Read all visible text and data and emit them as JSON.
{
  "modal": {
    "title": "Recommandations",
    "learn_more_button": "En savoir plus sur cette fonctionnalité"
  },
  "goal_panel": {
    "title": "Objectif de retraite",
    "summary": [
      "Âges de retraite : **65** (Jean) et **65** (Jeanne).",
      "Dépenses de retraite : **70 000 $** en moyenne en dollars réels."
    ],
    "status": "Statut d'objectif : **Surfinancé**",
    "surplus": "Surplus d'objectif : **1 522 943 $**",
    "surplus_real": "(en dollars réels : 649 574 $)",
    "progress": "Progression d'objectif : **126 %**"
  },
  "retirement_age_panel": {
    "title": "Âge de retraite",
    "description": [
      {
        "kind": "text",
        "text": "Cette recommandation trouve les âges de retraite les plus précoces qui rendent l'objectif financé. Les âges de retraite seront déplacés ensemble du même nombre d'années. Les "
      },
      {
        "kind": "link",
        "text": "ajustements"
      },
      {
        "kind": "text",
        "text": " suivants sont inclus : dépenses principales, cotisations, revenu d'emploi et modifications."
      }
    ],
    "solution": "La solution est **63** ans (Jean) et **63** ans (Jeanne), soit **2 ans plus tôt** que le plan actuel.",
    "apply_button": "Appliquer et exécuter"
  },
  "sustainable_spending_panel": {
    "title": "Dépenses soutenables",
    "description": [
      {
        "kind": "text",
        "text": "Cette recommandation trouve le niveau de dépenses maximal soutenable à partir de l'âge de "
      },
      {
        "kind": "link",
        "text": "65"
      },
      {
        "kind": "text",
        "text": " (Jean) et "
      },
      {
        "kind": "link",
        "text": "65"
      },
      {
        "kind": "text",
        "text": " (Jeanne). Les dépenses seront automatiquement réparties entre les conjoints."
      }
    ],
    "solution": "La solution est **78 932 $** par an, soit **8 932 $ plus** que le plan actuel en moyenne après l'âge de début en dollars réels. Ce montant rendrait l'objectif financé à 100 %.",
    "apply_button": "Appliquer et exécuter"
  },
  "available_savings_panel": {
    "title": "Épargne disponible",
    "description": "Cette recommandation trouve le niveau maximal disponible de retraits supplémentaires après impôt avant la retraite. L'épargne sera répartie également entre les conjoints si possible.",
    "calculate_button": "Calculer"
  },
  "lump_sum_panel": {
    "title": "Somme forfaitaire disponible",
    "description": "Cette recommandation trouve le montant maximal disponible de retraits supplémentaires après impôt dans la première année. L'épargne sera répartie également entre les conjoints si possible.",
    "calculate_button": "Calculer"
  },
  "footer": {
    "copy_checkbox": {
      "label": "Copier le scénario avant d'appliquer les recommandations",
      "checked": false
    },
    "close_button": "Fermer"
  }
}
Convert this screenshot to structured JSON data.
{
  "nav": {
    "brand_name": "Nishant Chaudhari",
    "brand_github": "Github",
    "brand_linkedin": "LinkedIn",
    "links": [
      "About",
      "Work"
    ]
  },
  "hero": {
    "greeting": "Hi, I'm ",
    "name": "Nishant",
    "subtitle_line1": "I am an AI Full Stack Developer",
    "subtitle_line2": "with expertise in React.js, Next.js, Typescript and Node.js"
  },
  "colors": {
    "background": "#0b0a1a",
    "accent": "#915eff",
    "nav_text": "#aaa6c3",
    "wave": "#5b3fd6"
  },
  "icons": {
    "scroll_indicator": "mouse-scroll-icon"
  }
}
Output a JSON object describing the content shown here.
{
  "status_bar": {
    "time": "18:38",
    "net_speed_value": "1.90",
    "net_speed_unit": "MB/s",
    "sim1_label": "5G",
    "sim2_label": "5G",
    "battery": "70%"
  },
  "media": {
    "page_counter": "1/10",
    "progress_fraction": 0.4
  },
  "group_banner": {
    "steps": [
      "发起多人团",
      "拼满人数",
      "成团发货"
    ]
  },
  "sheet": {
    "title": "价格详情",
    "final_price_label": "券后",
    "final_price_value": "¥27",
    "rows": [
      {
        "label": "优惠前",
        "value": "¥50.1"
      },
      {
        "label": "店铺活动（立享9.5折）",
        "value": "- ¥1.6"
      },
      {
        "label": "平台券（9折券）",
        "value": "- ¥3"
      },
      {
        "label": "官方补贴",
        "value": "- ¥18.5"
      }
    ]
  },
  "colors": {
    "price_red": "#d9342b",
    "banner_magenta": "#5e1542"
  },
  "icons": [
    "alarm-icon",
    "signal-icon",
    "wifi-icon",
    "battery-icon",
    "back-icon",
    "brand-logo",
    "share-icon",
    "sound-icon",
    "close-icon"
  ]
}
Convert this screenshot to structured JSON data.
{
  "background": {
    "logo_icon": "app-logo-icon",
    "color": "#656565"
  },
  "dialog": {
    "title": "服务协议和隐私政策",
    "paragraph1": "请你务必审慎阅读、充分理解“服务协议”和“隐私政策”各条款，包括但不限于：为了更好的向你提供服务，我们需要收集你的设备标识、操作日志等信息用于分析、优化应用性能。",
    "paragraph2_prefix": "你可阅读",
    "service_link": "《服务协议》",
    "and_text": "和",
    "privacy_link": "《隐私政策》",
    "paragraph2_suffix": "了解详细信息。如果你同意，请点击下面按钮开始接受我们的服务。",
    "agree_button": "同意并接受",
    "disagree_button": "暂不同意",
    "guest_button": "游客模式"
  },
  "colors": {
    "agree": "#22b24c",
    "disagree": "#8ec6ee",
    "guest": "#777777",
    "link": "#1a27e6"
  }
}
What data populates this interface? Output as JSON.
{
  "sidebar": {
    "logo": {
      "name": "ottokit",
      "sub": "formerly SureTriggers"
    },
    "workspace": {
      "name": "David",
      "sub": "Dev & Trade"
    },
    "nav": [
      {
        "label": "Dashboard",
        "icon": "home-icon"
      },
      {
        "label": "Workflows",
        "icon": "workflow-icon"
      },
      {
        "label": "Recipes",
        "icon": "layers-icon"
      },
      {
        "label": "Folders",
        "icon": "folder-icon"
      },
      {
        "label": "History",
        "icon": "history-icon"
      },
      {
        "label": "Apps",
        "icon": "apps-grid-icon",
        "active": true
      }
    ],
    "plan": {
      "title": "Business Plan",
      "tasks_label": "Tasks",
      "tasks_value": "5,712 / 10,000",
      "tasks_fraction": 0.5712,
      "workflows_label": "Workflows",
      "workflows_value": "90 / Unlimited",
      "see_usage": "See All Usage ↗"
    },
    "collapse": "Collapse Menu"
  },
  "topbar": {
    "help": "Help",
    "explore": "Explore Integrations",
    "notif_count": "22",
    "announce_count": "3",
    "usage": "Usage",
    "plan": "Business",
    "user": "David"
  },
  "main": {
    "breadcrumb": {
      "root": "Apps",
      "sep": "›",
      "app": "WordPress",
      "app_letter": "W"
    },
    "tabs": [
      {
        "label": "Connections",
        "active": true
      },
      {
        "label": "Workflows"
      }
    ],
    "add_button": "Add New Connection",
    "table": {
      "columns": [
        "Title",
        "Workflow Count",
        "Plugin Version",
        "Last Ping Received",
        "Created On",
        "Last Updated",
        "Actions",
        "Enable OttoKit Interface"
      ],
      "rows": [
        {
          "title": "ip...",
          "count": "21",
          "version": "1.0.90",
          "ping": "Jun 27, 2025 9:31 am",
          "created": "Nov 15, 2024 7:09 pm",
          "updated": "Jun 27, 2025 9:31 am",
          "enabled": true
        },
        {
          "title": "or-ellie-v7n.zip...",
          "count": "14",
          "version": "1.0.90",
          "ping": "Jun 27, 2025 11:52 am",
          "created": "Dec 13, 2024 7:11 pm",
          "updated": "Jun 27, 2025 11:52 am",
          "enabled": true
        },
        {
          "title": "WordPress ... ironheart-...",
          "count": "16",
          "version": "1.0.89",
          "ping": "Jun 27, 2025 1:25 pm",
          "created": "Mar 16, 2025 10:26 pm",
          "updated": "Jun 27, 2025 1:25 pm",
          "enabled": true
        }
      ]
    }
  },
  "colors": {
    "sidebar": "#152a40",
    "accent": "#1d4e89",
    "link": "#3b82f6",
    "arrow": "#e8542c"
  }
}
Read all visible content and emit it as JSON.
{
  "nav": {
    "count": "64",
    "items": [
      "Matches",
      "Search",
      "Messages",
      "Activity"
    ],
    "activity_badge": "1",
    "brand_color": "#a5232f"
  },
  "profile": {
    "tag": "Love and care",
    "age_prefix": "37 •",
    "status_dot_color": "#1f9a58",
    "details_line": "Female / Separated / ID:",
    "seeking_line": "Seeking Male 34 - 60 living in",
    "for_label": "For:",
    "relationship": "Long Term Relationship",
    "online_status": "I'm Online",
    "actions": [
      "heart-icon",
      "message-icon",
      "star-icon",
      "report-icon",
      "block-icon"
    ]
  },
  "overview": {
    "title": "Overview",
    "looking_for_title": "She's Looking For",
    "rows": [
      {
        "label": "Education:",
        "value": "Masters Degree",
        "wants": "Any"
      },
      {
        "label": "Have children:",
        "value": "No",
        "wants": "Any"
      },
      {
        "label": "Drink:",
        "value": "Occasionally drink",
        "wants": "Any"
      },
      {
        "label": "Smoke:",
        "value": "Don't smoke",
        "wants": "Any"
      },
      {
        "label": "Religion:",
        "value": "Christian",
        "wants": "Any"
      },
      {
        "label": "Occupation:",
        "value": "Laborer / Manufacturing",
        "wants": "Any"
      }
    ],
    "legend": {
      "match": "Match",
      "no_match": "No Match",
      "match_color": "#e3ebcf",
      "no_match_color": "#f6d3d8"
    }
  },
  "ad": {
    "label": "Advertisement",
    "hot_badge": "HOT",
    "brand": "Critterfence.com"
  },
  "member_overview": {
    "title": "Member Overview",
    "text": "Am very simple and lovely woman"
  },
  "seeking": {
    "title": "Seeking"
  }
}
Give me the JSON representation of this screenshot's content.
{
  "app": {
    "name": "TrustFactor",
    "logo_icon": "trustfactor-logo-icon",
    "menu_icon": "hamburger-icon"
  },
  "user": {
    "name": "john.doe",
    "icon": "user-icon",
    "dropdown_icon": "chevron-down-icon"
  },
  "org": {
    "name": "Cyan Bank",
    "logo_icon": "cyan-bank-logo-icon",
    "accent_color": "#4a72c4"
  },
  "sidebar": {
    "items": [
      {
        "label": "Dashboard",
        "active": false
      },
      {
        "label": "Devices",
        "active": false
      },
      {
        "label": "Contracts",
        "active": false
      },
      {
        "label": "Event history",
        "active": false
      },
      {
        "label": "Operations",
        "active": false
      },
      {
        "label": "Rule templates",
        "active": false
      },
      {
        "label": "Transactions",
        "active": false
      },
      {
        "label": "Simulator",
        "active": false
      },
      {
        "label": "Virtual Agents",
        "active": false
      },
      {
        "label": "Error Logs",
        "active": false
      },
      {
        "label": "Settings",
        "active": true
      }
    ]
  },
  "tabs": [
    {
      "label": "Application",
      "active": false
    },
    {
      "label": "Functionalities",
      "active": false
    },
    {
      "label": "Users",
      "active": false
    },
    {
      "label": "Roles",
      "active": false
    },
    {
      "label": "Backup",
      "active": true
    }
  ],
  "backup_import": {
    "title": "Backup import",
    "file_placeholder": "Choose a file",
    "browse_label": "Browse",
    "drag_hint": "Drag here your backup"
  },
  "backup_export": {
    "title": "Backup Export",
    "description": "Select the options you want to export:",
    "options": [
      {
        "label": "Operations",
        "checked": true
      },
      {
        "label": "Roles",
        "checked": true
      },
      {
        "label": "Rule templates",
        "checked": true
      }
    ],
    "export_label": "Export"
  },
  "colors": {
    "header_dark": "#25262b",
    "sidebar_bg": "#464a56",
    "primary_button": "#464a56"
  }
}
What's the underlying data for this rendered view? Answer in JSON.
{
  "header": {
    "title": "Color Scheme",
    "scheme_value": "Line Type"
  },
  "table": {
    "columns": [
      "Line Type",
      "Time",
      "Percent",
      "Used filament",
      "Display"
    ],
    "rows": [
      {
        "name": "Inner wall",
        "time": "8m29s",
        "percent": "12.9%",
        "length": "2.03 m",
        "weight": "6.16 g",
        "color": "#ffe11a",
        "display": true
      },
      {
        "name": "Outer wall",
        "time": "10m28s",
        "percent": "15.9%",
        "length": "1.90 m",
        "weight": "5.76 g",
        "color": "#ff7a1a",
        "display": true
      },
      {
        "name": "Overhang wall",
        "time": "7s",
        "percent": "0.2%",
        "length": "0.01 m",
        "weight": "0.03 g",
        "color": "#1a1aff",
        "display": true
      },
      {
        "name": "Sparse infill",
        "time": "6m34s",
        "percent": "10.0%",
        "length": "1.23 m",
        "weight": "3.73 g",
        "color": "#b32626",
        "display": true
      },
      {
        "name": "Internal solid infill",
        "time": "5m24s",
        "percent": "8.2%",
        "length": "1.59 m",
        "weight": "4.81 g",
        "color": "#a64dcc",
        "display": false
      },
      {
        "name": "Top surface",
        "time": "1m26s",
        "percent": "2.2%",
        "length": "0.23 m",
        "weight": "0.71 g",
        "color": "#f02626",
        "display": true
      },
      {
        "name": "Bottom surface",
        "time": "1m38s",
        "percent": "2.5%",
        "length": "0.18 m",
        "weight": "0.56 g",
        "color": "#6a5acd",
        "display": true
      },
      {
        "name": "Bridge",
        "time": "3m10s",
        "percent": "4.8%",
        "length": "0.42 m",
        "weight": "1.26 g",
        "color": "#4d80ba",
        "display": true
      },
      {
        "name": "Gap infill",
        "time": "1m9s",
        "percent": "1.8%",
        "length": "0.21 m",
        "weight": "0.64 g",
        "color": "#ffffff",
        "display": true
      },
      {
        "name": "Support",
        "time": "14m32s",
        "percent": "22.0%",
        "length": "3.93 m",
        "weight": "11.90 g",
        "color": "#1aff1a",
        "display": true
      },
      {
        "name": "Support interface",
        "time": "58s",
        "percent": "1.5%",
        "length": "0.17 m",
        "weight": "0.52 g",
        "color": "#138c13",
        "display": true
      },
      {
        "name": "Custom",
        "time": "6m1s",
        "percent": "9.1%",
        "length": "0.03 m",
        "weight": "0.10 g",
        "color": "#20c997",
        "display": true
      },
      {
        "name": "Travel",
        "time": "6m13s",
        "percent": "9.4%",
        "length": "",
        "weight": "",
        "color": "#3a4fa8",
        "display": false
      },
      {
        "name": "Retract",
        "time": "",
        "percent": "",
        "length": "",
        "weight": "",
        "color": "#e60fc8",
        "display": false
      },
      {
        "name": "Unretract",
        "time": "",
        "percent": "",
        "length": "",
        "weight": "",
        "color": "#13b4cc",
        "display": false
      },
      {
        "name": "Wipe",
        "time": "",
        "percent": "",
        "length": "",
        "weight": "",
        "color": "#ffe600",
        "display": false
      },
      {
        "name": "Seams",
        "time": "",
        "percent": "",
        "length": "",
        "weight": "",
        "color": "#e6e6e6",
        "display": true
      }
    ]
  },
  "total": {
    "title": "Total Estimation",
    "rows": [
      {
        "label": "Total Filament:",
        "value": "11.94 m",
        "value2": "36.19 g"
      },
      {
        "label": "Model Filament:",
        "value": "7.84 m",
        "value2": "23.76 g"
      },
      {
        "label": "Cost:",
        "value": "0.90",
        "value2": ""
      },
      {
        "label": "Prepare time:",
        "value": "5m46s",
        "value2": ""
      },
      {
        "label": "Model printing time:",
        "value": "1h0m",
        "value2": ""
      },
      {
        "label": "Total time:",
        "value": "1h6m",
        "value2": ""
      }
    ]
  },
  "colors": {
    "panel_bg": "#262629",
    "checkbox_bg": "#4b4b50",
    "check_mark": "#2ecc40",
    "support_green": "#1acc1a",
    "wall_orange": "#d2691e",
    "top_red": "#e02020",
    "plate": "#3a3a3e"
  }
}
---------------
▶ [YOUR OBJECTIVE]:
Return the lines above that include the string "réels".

▶ [RESPONSE AREA]:
      "Dépenses de retraite : **70 000 $** en moyenne en dollars réels."
    "surplus_real": "(en dollars réels : 649 574 $)",
    "solution": "La solution est **78 932 $** par an, soit **8 932 $ plus** que le plan actuel en moyenne après l'âge de début en dollars réels. Ce montant rendrait l'objectif financé à 100 %.",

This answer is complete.